On a lighter note, I’m moving from FMCG (Fast Moving Consumer Goods) to media, which is FMCB (faster moving consumer business).

Q. What are the contrasts between FMCG and media?
One of the sharpest contrasts is the role of gut versus informed and analytical judgement. Media has an extremely enterprising and entrepreneurial culture, whereas FMCG is a process-oriented industry, where decisions are taken based on data and analytics.
 
Q. You’ve left an organised, evolved sector to join one that thrives on chaos…

Actually, there are quite a few commonalities between the sectors.

The consumer is common: In one, they consume goods, in the other, they consume content. The distribution landscape has similar peculiarities: In FMCG, there’s conventional retail or mom-and-pop stores, which are comparable to the analogue cable distribution system in media, and the last-mile operator; in FMCG, as distribution through modern retail sets in, so does DTH in media; retail margins in FMCG are related to shelf availability, in media it’s visibility; in FMCG, the product is the hero; in media, content is king.
 
Q. Whenever the economy is not doing well the first sector that takes a hit is media…
Let’s look at it at two levels. In the long-term, India is on an unquestioned growth path. Even at 5-6 percent, we are growing faster than most parts of the world, and there’s room to build brands across categories for 1.2 billion people.

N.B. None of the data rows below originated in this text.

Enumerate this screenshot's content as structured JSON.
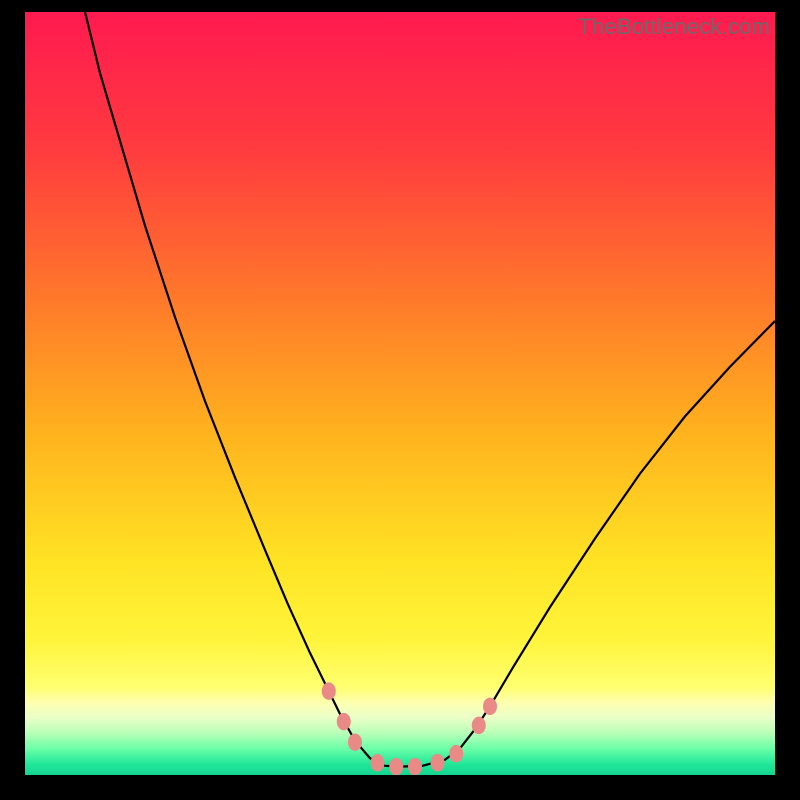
{
  "watermark": "TheBottleneck.com",
  "chart_data": {
    "type": "line",
    "title": "",
    "xlabel": "",
    "ylabel": "",
    "xlim": [
      0,
      100
    ],
    "ylim": [
      0,
      100
    ],
    "grid": false,
    "legend": false,
    "background_gradient": {
      "stops": [
        {
          "offset": 0.0,
          "color": "#ff1a50"
        },
        {
          "offset": 0.18,
          "color": "#ff3b3f"
        },
        {
          "offset": 0.38,
          "color": "#ff7a2a"
        },
        {
          "offset": 0.55,
          "color": "#ffb21e"
        },
        {
          "offset": 0.72,
          "color": "#ffe324"
        },
        {
          "offset": 0.82,
          "color": "#fff43a"
        },
        {
          "offset": 0.885,
          "color": "#ffff70"
        },
        {
          "offset": 0.905,
          "color": "#fdffb0"
        },
        {
          "offset": 0.925,
          "color": "#eaffc8"
        },
        {
          "offset": 0.945,
          "color": "#b8ffb8"
        },
        {
          "offset": 0.965,
          "color": "#6dffa8"
        },
        {
          "offset": 0.985,
          "color": "#22e89a"
        },
        {
          "offset": 1.0,
          "color": "#14d490"
        }
      ]
    },
    "series": [
      {
        "name": "bottleneck-curve",
        "stroke": "#000000",
        "stroke_width": 2.2,
        "points": [
          {
            "x": 8.0,
            "y": 100.0
          },
          {
            "x": 10.0,
            "y": 92.0
          },
          {
            "x": 13.0,
            "y": 82.0
          },
          {
            "x": 16.0,
            "y": 72.0
          },
          {
            "x": 20.0,
            "y": 60.0
          },
          {
            "x": 24.0,
            "y": 49.0
          },
          {
            "x": 28.0,
            "y": 39.0
          },
          {
            "x": 32.0,
            "y": 29.5
          },
          {
            "x": 35.0,
            "y": 22.5
          },
          {
            "x": 38.0,
            "y": 16.0
          },
          {
            "x": 40.0,
            "y": 12.0
          },
          {
            "x": 42.0,
            "y": 8.0
          },
          {
            "x": 44.0,
            "y": 4.5
          },
          {
            "x": 46.0,
            "y": 2.2
          },
          {
            "x": 48.0,
            "y": 1.2
          },
          {
            "x": 50.0,
            "y": 1.1
          },
          {
            "x": 53.0,
            "y": 1.2
          },
          {
            "x": 56.0,
            "y": 2.0
          },
          {
            "x": 58.0,
            "y": 3.5
          },
          {
            "x": 60.0,
            "y": 6.0
          },
          {
            "x": 62.0,
            "y": 9.0
          },
          {
            "x": 65.0,
            "y": 14.0
          },
          {
            "x": 70.0,
            "y": 22.0
          },
          {
            "x": 76.0,
            "y": 31.0
          },
          {
            "x": 82.0,
            "y": 39.5
          },
          {
            "x": 88.0,
            "y": 47.0
          },
          {
            "x": 94.0,
            "y": 53.5
          },
          {
            "x": 100.0,
            "y": 59.5
          }
        ]
      }
    ],
    "markers": {
      "fill": "#ea8a86",
      "radius": 7,
      "points": [
        {
          "x": 40.5,
          "y": 11.0
        },
        {
          "x": 42.5,
          "y": 7.0
        },
        {
          "x": 44.0,
          "y": 4.3
        },
        {
          "x": 47.0,
          "y": 1.6
        },
        {
          "x": 49.5,
          "y": 1.1
        },
        {
          "x": 52.0,
          "y": 1.1
        },
        {
          "x": 55.0,
          "y": 1.6
        },
        {
          "x": 57.5,
          "y": 2.8
        },
        {
          "x": 60.5,
          "y": 6.5
        },
        {
          "x": 62.0,
          "y": 9.0
        }
      ]
    }
  }
}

Will more brands be built? The answer is an unequivocal yes. If both these things are correct, the role that media has to play in partnering advertisers and marketers is significant.

In the short-term, these challenges set us thinking, they force us to evaluate our business models and find avenues for generating revenues beyond conventional means.

Q. What are the lessons you have taken from FMCG to media?

A significantly deeper understanding of the consumer. The second lesson would be analytics. The third would be the art of market development and the scientific manner in which we go about it.

And the fourth is segmentation: As the market becomes more premium, you must start segmenting.


Disclaimer: Viacom 18 is a part of the Network 18 group, which publishes Forbes India

(This story appears in the 28 September, 2012 issue of Forbes India. You can buy our tablet version from Magzter.com. To visit our Archives, click here.)

Show More
Post Your Comment
Required
Required, will not be published
All comments are moderated
Letter From The Editor: Inside Modi's Gujarat
Podcast: Do we really Need Narendra Modi's brand of governance